The characterisation of the human kinome in recent years has resulted in the emergence of numerous kinase drug targets in a variety of therapeutic areas. Through the elucidation of the sequence and structural composition of kinase active sites, coupled with the solution of numerous ATP competitive ligand complex structures, significant advances have been made in developing inhibitors that are highly selective. This has shown to be the case not only for kinases that are divergent in primary structure, but also for isoforms with highly conserved structure and ATP binding sites. Here we review the methods employed in the generation of selective inhibitors and describe several successful examples of the design of highly potent and selective kinase ATP competitive ligands. We also describe examples where an alternate approach to selectivity was used. These include the use of small molecules to sequester kinases in inactive conformations, and to block phospho-transferase activity by preventing substrate docking and recruitment.
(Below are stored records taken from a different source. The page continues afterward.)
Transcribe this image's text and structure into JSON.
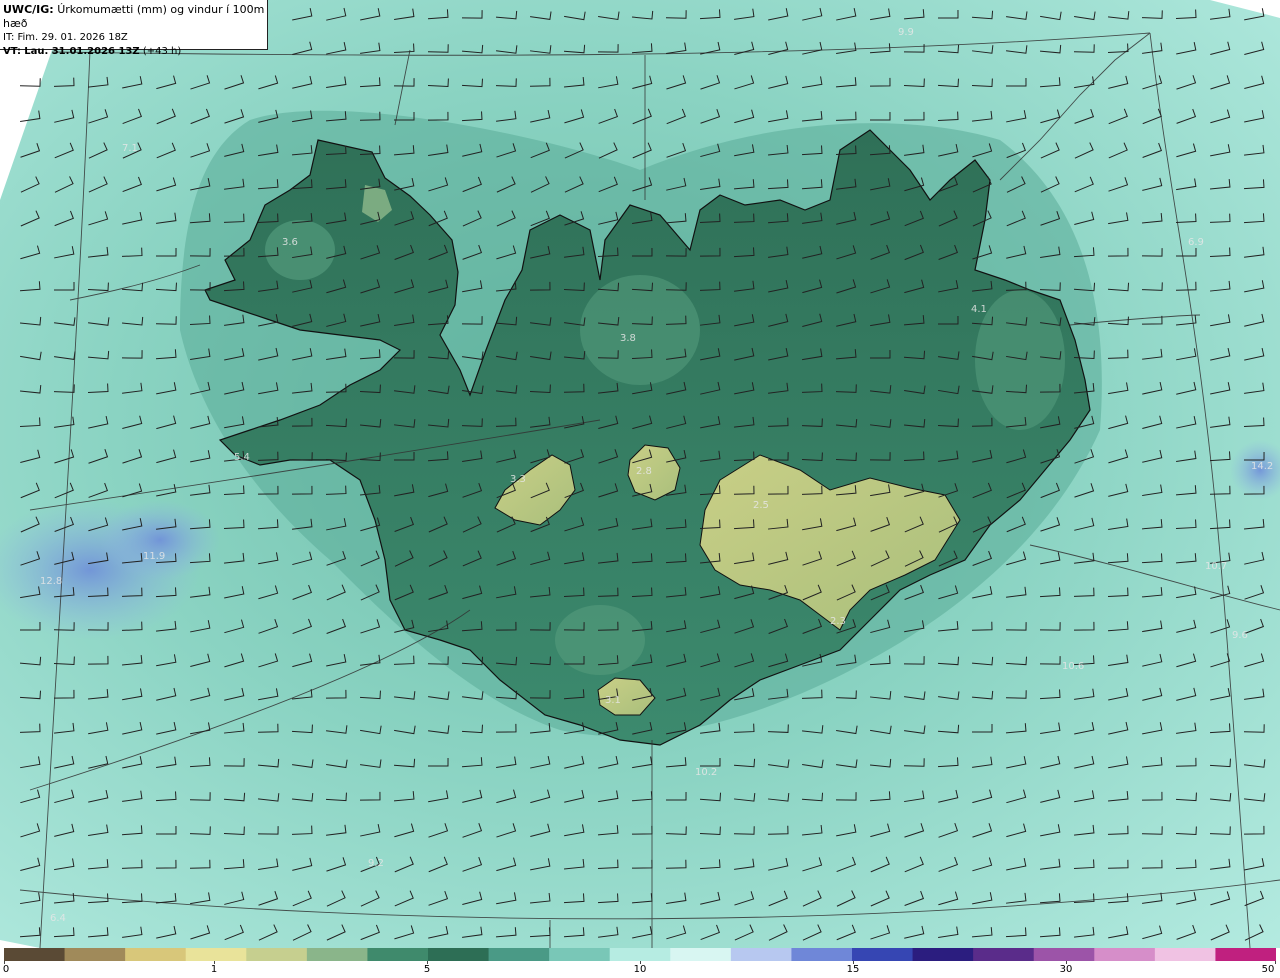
{
  "header": {
    "model_label": "UWC/IG:",
    "product_title": "Úrkomumætti (mm) og vindur í 100m hæð",
    "init_time": "IT: Fim. 29. 01. 2026 18Z",
    "valid_label": "VT:",
    "valid_time": "Lau. 31.01.2026 13Z",
    "lead_time": "(+43 h)"
  },
  "colors": {
    "land_low": "#2d6e55",
    "land_high": "#b8c77d",
    "sea_near": "#5fb39f",
    "sea_far": "#b6ece2",
    "sea_heavy": "#7ea4dd",
    "coastline": "#111111",
    "grid_line": "#333333",
    "wind_barb": "#222222"
  },
  "map_values": [
    {
      "id": "v-9-9",
      "text": "9.9"
    },
    {
      "id": "v-7-1",
      "text": "7.1"
    },
    {
      "id": "v-3-6",
      "text": "3.6"
    },
    {
      "id": "v-3-8",
      "text": "3.8"
    },
    {
      "id": "v-6-9",
      "text": "6.9"
    },
    {
      "id": "v-4-1",
      "text": "4.1"
    },
    {
      "id": "v-5-4",
      "text": "5.4"
    },
    {
      "id": "v-3-3",
      "text": "3.3"
    },
    {
      "id": "v-2-8",
      "text": "2.8"
    },
    {
      "id": "v-2-5",
      "text": "2.5"
    },
    {
      "id": "v-11-9",
      "text": "11.9"
    },
    {
      "id": "v-12-8",
      "text": "12.8"
    },
    {
      "id": "v-2-3",
      "text": "2.3"
    },
    {
      "id": "v-10-7",
      "text": "10.7"
    },
    {
      "id": "v-9-6",
      "text": "9.6"
    },
    {
      "id": "v-10-6",
      "text": "10.6"
    },
    {
      "id": "v-3-1",
      "text": "3.1"
    },
    {
      "id": "v-10-2",
      "text": "10.2"
    },
    {
      "id": "v-9-2",
      "text": "9.2"
    },
    {
      "id": "v-6-4",
      "text": "6.4"
    },
    {
      "id": "v-14-2",
      "text": "14.2"
    }
  ],
  "colorbar": {
    "ticks": [
      {
        "label": "0"
      },
      {
        "label": "1"
      },
      {
        "label": "5"
      },
      {
        "label": "10"
      },
      {
        "label": "15"
      },
      {
        "label": "30"
      },
      {
        "label": "50"
      }
    ],
    "colors": [
      "#5a4a35",
      "#a08a5a",
      "#d8c77a",
      "#e9e39a",
      "#c6cf8f",
      "#8ab58a",
      "#3f8a6c",
      "#2d6e55",
      "#4a9a86",
      "#79c7b7",
      "#b6ece2",
      "#d8f6f2",
      "#b7c8f0",
      "#6f87d8",
      "#3646b3",
      "#2b1d7f",
      "#5a2c8a",
      "#9c54a8",
      "#d68ec9",
      "#f0c2e3",
      "#c0207f"
    ]
  }
}
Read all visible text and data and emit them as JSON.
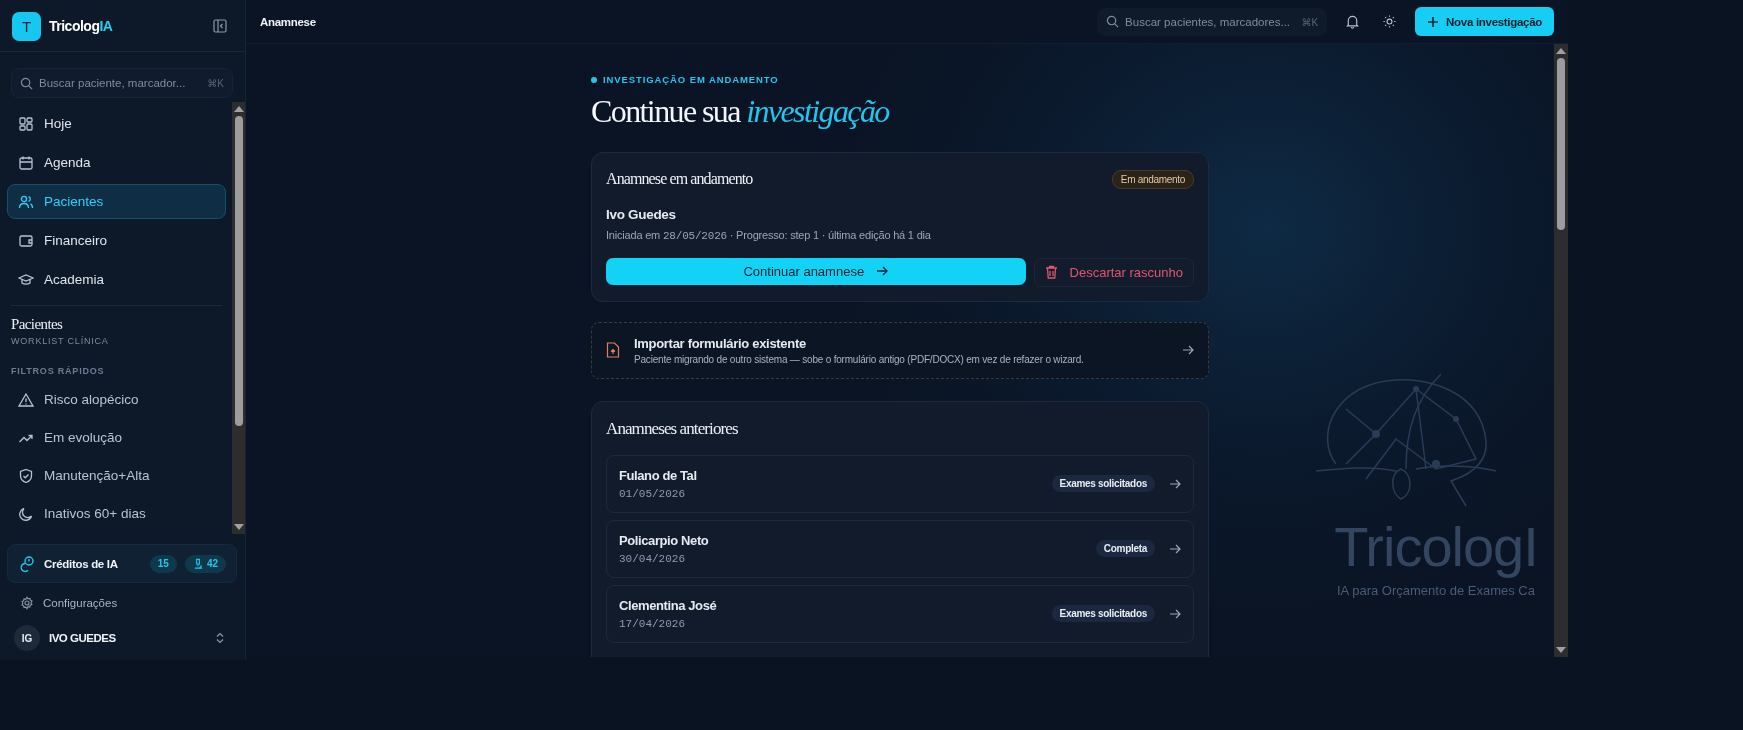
{
  "sidebar": {
    "brand": {
      "initial": "T",
      "name": "Tricolog",
      "name_accent": "IA"
    },
    "search": {
      "placeholder": "Buscar paciente, marcador...",
      "shortcut": "⌘K"
    },
    "nav": [
      {
        "label": "Hoje",
        "selected": false
      },
      {
        "label": "Agenda",
        "selected": false
      },
      {
        "label": "Pacientes",
        "selected": true
      },
      {
        "label": "Financeiro",
        "selected": false
      },
      {
        "label": "Academia",
        "selected": false
      }
    ],
    "section": {
      "title": "Pacientes",
      "subtitle": "WORKLIST CLÍNICA"
    },
    "filters_heading": "FILTROS RÁPIDOS",
    "filters": [
      {
        "label": "Risco alopécico"
      },
      {
        "label": "Em evolução"
      },
      {
        "label": "Manutenção+Alta"
      },
      {
        "label": "Inativos 60+ dias"
      }
    ],
    "credits": {
      "label": "Créditos de IA",
      "count": "15",
      "secondary_count": "42"
    },
    "settings": "Configurações",
    "user": {
      "initials": "IG",
      "name": "IVO GUEDES"
    }
  },
  "topbar": {
    "title": "Anamnese",
    "search": {
      "placeholder": "Buscar pacientes, marcadores...",
      "shortcut": "⌘K"
    },
    "new_button": "Nova investigação"
  },
  "main": {
    "overline": "INVESTIGAÇÃO EM ANDAMENTO",
    "heading": "Continue sua",
    "heading_accent": "investigação",
    "current": {
      "title": "Anamnese em andamento",
      "status": "Em andamento",
      "patient": "Ivo Guedes",
      "started_label": "Iniciada em",
      "date": "28/05/2026",
      "details": "· Progresso: step 1 · última edição há 1 dia",
      "continue_button": "Continuar anamnese",
      "discard_button": "Descartar rascunho"
    },
    "import": {
      "title": "Importar formulário existente",
      "description": "Paciente migrando de outro sistema — sobe o formulário antigo (PDF/DOCX) em vez de refazer o wizard."
    },
    "previous": {
      "title": "Anamneses anteriores",
      "items": [
        {
          "name": "Fulano de Tal",
          "date": "01/05/2026",
          "status": "Exames solicitados"
        },
        {
          "name": "Policarpio Neto",
          "date": "30/04/2026",
          "status": "Completa"
        },
        {
          "name": "Clementina José",
          "date": "17/04/2026",
          "status": "Exames solicitados"
        }
      ]
    }
  },
  "background_logo": {
    "name": "TricologI",
    "tagline": "IA para Orçamento de Exames Ca"
  }
}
Substrate recruitment sites are promising from a structure based design perspective as they contain features unique to individual protein kinases.
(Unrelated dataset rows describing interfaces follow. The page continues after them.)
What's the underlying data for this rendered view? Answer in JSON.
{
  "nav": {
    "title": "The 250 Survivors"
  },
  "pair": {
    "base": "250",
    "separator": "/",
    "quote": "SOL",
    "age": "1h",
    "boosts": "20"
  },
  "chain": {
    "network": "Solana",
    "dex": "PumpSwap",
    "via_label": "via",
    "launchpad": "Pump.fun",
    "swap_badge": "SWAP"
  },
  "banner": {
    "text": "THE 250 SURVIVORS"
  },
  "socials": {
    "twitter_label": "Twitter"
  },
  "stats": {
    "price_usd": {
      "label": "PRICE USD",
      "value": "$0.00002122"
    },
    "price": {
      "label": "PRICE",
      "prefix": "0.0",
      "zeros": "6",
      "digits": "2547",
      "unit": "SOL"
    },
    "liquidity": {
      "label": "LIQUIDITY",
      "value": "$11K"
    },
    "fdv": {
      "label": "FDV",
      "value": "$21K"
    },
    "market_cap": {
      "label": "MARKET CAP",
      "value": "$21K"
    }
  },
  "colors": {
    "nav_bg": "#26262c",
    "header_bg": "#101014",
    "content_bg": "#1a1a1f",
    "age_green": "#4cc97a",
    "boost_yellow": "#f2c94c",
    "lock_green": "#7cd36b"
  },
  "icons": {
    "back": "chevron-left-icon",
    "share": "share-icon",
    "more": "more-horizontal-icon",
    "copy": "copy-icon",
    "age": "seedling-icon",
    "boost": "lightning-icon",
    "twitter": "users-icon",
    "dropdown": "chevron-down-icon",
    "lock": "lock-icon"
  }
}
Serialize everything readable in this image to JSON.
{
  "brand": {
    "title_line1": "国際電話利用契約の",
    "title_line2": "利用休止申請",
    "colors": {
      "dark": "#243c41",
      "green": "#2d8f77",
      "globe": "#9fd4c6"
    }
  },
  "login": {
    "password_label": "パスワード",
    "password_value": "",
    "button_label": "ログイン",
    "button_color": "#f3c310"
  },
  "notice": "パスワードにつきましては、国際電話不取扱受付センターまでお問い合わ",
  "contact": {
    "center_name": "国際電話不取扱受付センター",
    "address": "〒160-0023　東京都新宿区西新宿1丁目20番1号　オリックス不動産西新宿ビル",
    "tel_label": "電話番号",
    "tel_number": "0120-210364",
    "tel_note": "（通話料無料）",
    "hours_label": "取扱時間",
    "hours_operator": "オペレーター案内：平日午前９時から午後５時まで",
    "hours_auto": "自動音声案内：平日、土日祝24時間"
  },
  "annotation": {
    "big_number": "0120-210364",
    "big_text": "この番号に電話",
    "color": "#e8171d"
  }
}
Keywords: protein kinase, x-ray crystal structure, phosphotransferase activity, atp binding, isoleucine, flavopiridol, amino-thiazole inhibitors, glycogen synthase kinase, phosphorylation, cns diseases